YOUR INSTRUCTIONS:
Only the lines that hold "coat" should be in the answer, each copied from the data below.

MATERIAL FOR THIS TASK Block Start

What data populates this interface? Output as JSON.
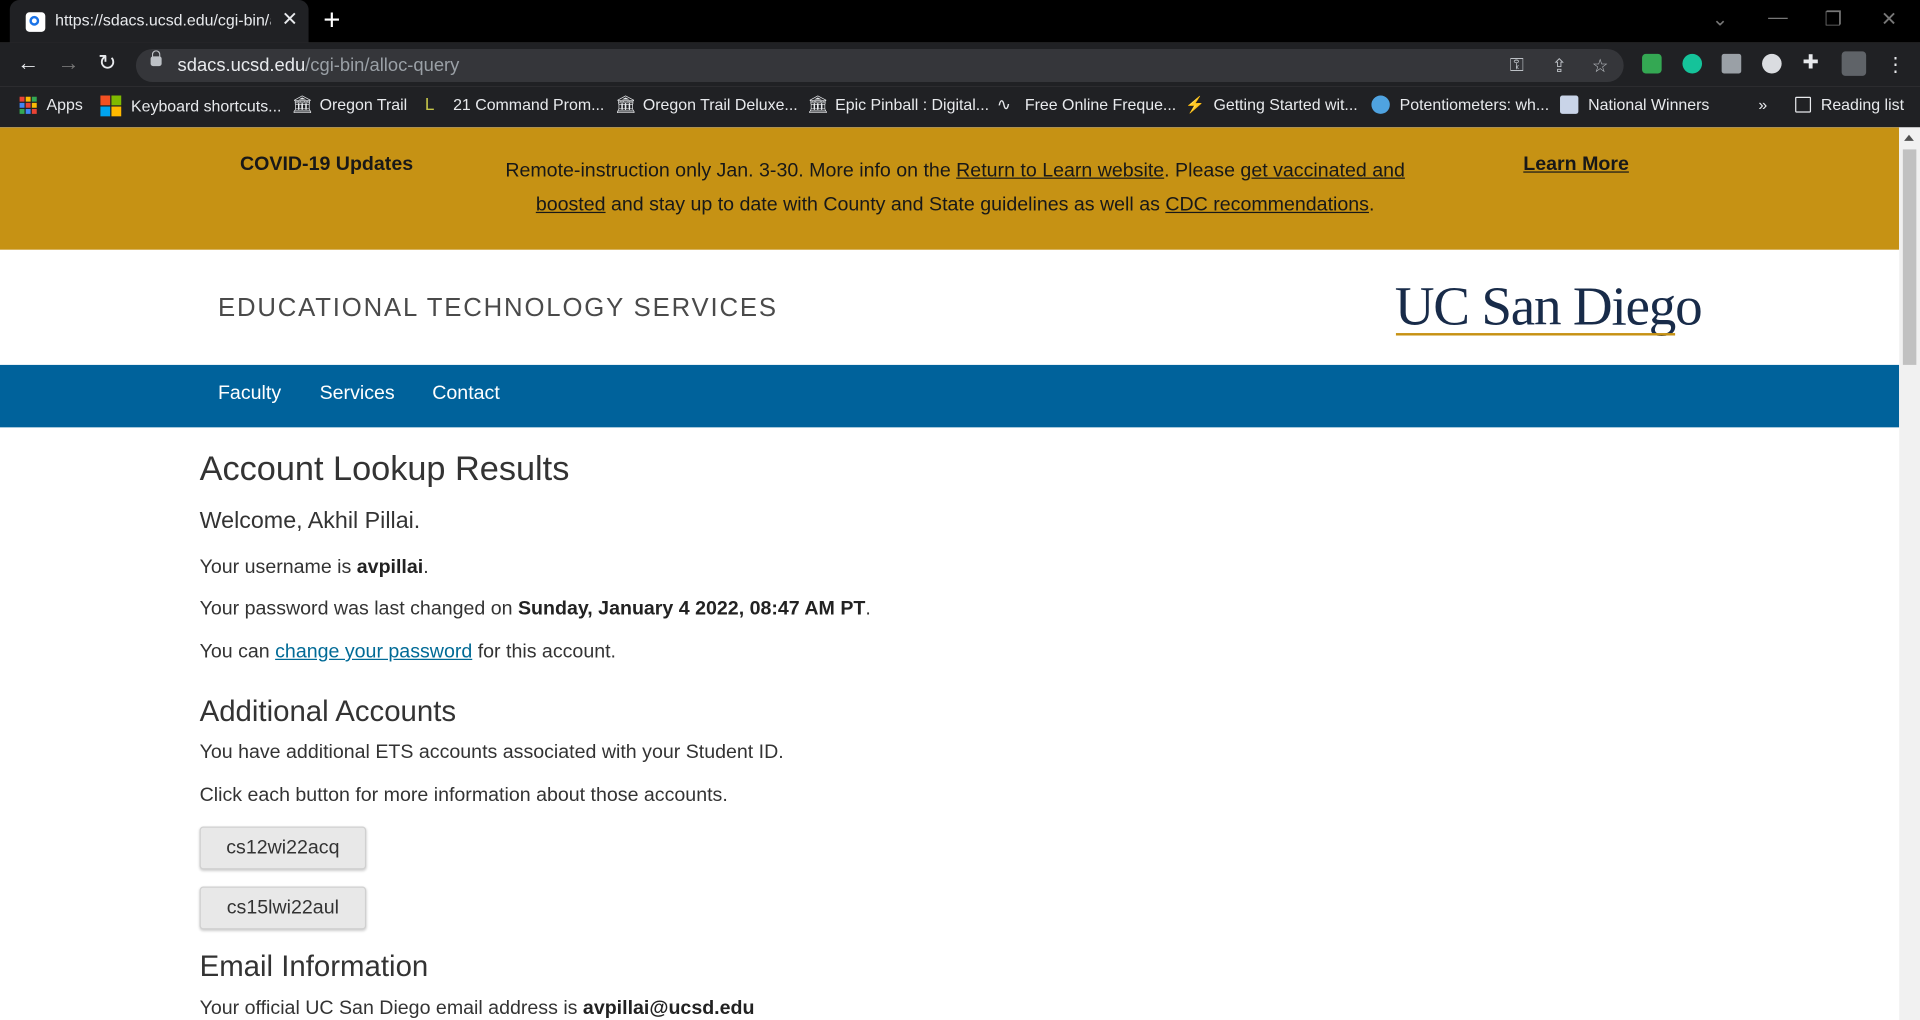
{
  "browser": {
    "tab_title": "https://sdacs.ucsd.edu/cgi-bin/al",
    "url_host": "sdacs.ucsd.edu",
    "url_path": "/cgi-bin/alloc-query",
    "bookmarks": [
      {
        "label": "Apps"
      },
      {
        "label": "Keyboard shortcuts..."
      },
      {
        "label": "Oregon Trail"
      },
      {
        "label": "21 Command Prom..."
      },
      {
        "label": "Oregon Trail Deluxe..."
      },
      {
        "label": "Epic Pinball : Digital..."
      },
      {
        "label": "Free Online Freque..."
      },
      {
        "label": "Getting Started wit..."
      },
      {
        "label": "Potentiometers: wh..."
      },
      {
        "label": "National Winners"
      }
    ],
    "overflow_label": "»",
    "reading_list": "Reading list"
  },
  "banner": {
    "label": "COVID-19 Updates",
    "text1": "Remote-instruction only Jan. 3-30. More info on the ",
    "link1": "Return to Learn website",
    "text2": ". Please ",
    "link2": "get vaccinated and boosted",
    "text3": " and stay up to date with County and State guidelines as well as ",
    "link3": "CDC recommendations",
    "text4": ".",
    "learn_more": "Learn More",
    "color": "#c69214"
  },
  "header": {
    "department": "EDUCATIONAL TECHNOLOGY SERVICES",
    "logo": "UC San Diego"
  },
  "nav": {
    "items": [
      "Faculty",
      "Services",
      "Contact"
    ],
    "color": "#00629b"
  },
  "main": {
    "title": "Account Lookup Results",
    "welcome": "Welcome, Akhil Pillai.",
    "username_prefix": "Your username is ",
    "username": "avpillai",
    "username_suffix": ".",
    "password_prefix": "Your password was last changed on ",
    "password_date": "Sunday, January 4 2022, 08:47 AM PT",
    "password_suffix": ".",
    "change_prefix": "You can ",
    "change_link": "change your password",
    "change_suffix": " for this account.",
    "additional_title": "Additional Accounts",
    "additional_text1": "You have additional ETS accounts associated with your Student ID.",
    "additional_text2": "Click each button for more information about those accounts.",
    "accounts": [
      "cs12wi22acq",
      "cs15lwi22aul"
    ],
    "email_title": "Email Information",
    "email_prefix": "Your official UC San Diego email address is ",
    "email": "avpillai@ucsd.edu"
  }
}
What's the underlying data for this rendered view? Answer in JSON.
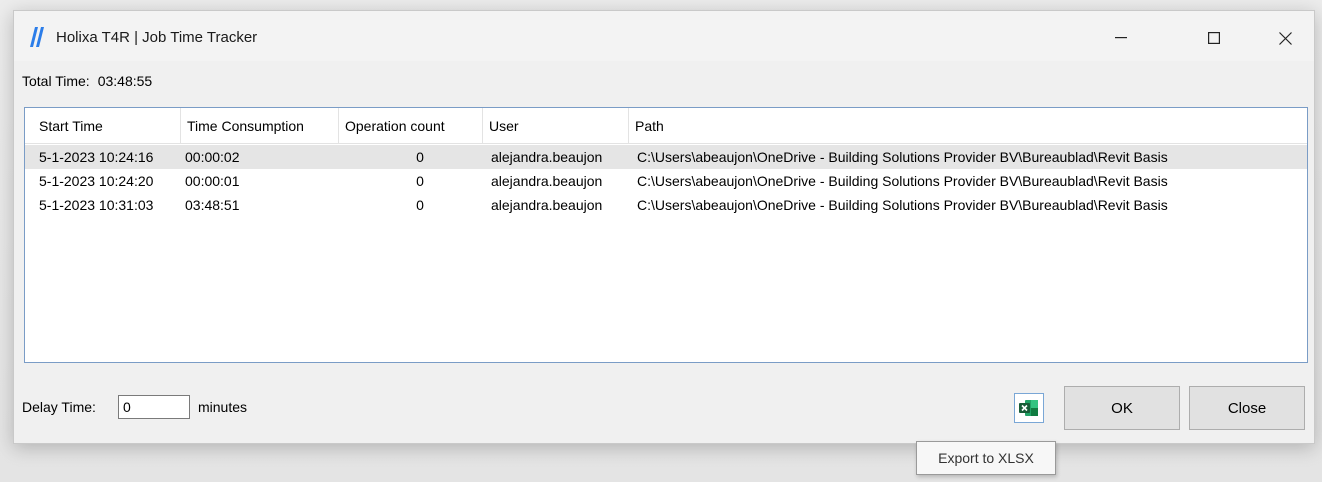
{
  "window": {
    "title": "Holixa T4R | Job Time Tracker",
    "controls": {
      "minimize": "—",
      "maximize": "☐",
      "close": "✕"
    }
  },
  "summary": {
    "total_label": "Total Time:",
    "total_value": "03:48:55"
  },
  "grid": {
    "columns": [
      "Start Time",
      "Time Consumption",
      "Operation count",
      "User",
      "Path"
    ],
    "rows": [
      {
        "start": "5-1-2023 10:24:16",
        "consumption": "00:00:02",
        "count": "0",
        "user": "alejandra.beaujon",
        "path": "C:\\Users\\abeaujon\\OneDrive - Building Solutions Provider BV\\Bureaublad\\Revit Basis",
        "selected": true
      },
      {
        "start": "5-1-2023 10:24:20",
        "consumption": "00:00:01",
        "count": "0",
        "user": "alejandra.beaujon",
        "path": "C:\\Users\\abeaujon\\OneDrive - Building Solutions Provider BV\\Bureaublad\\Revit Basis",
        "selected": false
      },
      {
        "start": "5-1-2023 10:31:03",
        "consumption": "03:48:51",
        "count": "0",
        "user": "alejandra.beaujon",
        "path": "C:\\Users\\abeaujon\\OneDrive - Building Solutions Provider BV\\Bureaublad\\Revit Basis",
        "selected": false
      }
    ]
  },
  "footer": {
    "delay_label": "Delay Time:",
    "delay_value": "0",
    "minutes_label": "minutes",
    "ok_label": "OK",
    "close_label": "Close",
    "export_tooltip": "Export to XLSX"
  },
  "icons": {
    "app": "holixa-logo-icon",
    "export": "excel-icon"
  },
  "colors": {
    "logo": "#2b7de9",
    "excel_green": "#1e7145",
    "grid_border": "#7a9cc6",
    "selected_row": "#e5e5e5"
  }
}
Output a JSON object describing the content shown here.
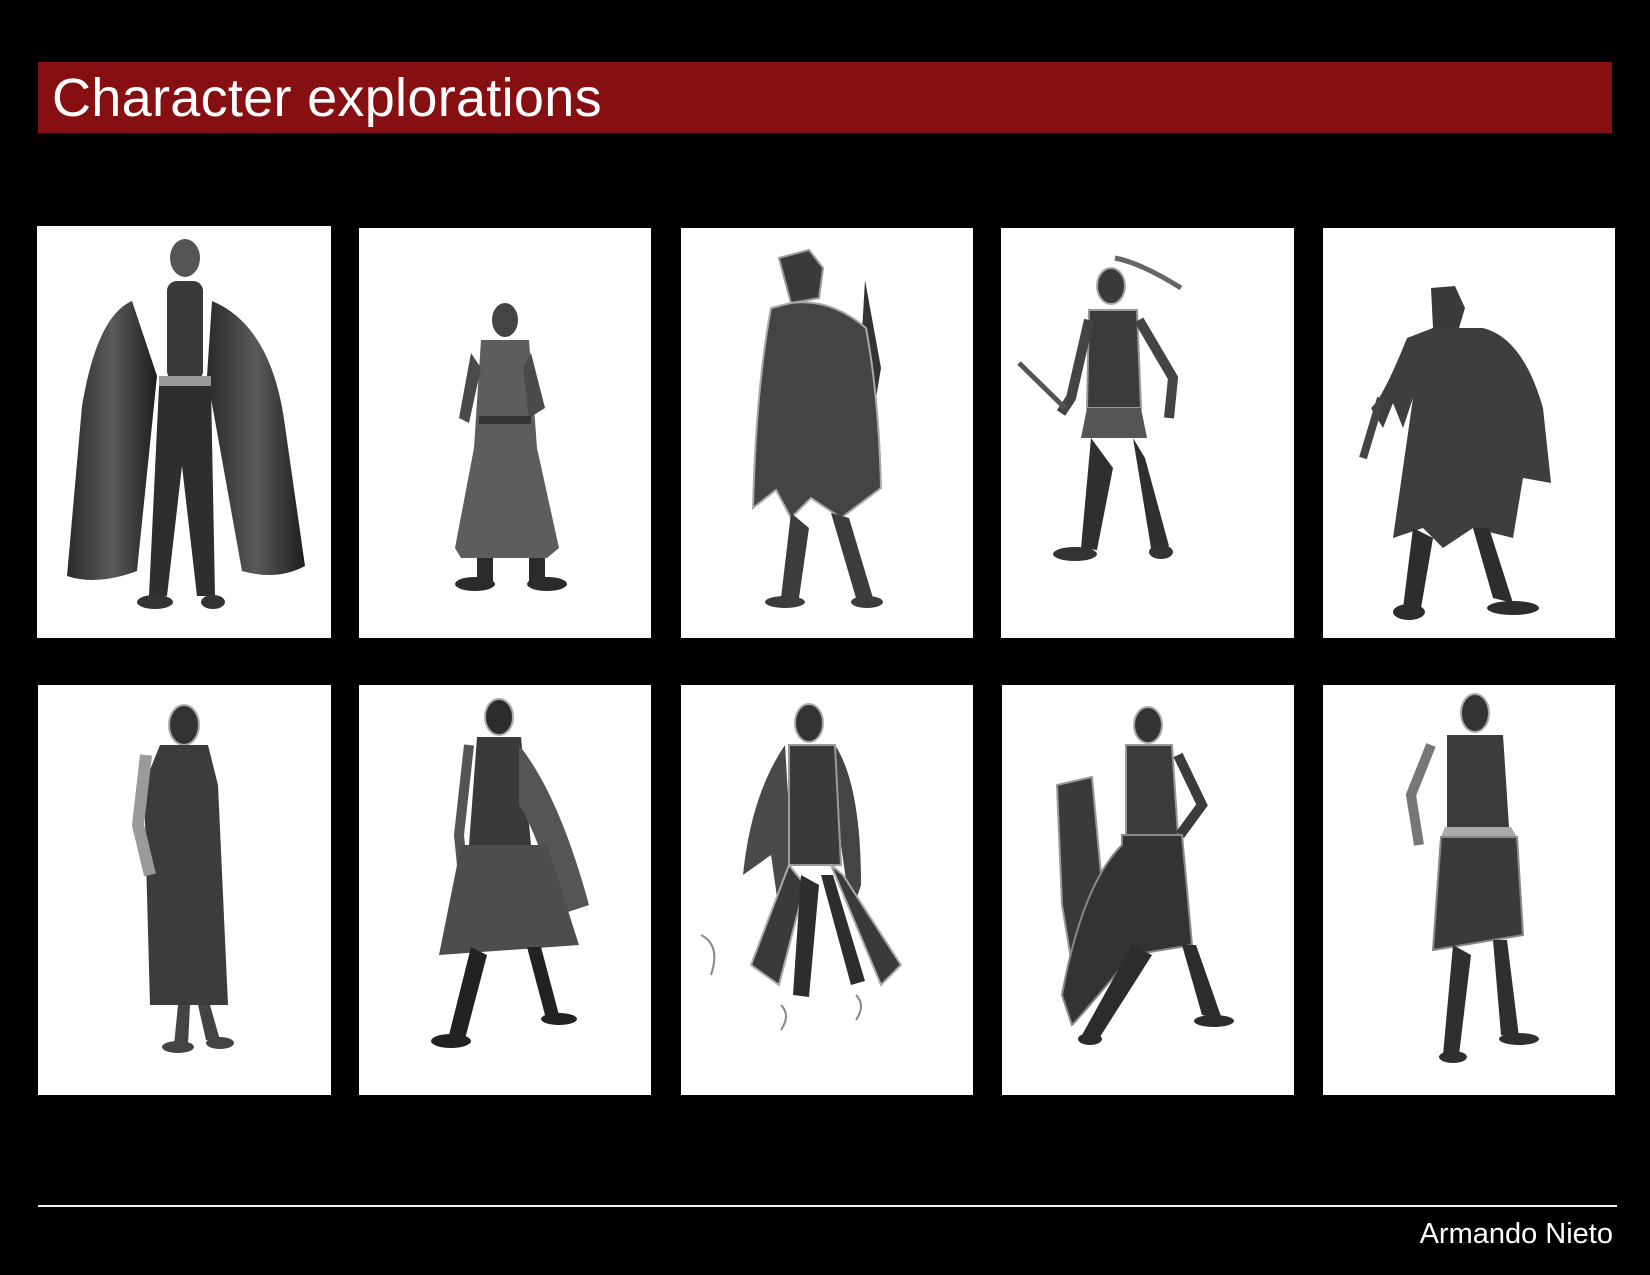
{
  "header": {
    "title": "Character explorations"
  },
  "footer": {
    "author": "Armando Nieto"
  },
  "cards": [
    {
      "row": 1,
      "col": 1,
      "figure": "caped-man-sketch"
    },
    {
      "row": 1,
      "col": 2,
      "figure": "long-coat-man-sketch"
    },
    {
      "row": 1,
      "col": 3,
      "figure": "hooded-cloak-figure-sketch"
    },
    {
      "row": 1,
      "col": 4,
      "figure": "ponytail-swordsman-sketch"
    },
    {
      "row": 1,
      "col": 5,
      "figure": "ragged-cloak-figure-sketch"
    },
    {
      "row": 2,
      "col": 1,
      "figure": "robed-masked-figure-sketch"
    },
    {
      "row": 2,
      "col": 2,
      "figure": "draped-warrior-sketch"
    },
    {
      "row": 2,
      "col": 3,
      "figure": "bladed-coat-figure-sketch"
    },
    {
      "row": 2,
      "col": 4,
      "figure": "shield-bearer-sketch"
    },
    {
      "row": 2,
      "col": 5,
      "figure": "skirted-masked-figure-sketch"
    }
  ]
}
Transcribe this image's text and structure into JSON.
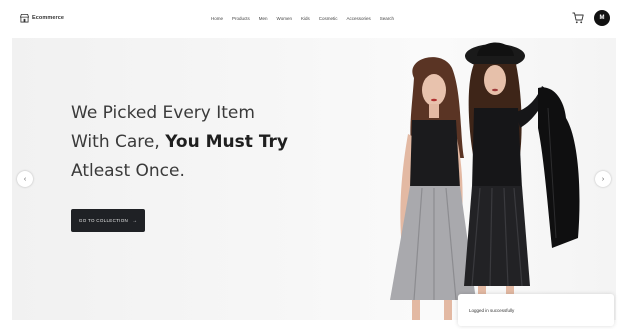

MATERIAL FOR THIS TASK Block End

ANSWER SECTION:
      "figure": "long-coat-man-sketch"
      "figure": "bladed-coat-figure-sketch"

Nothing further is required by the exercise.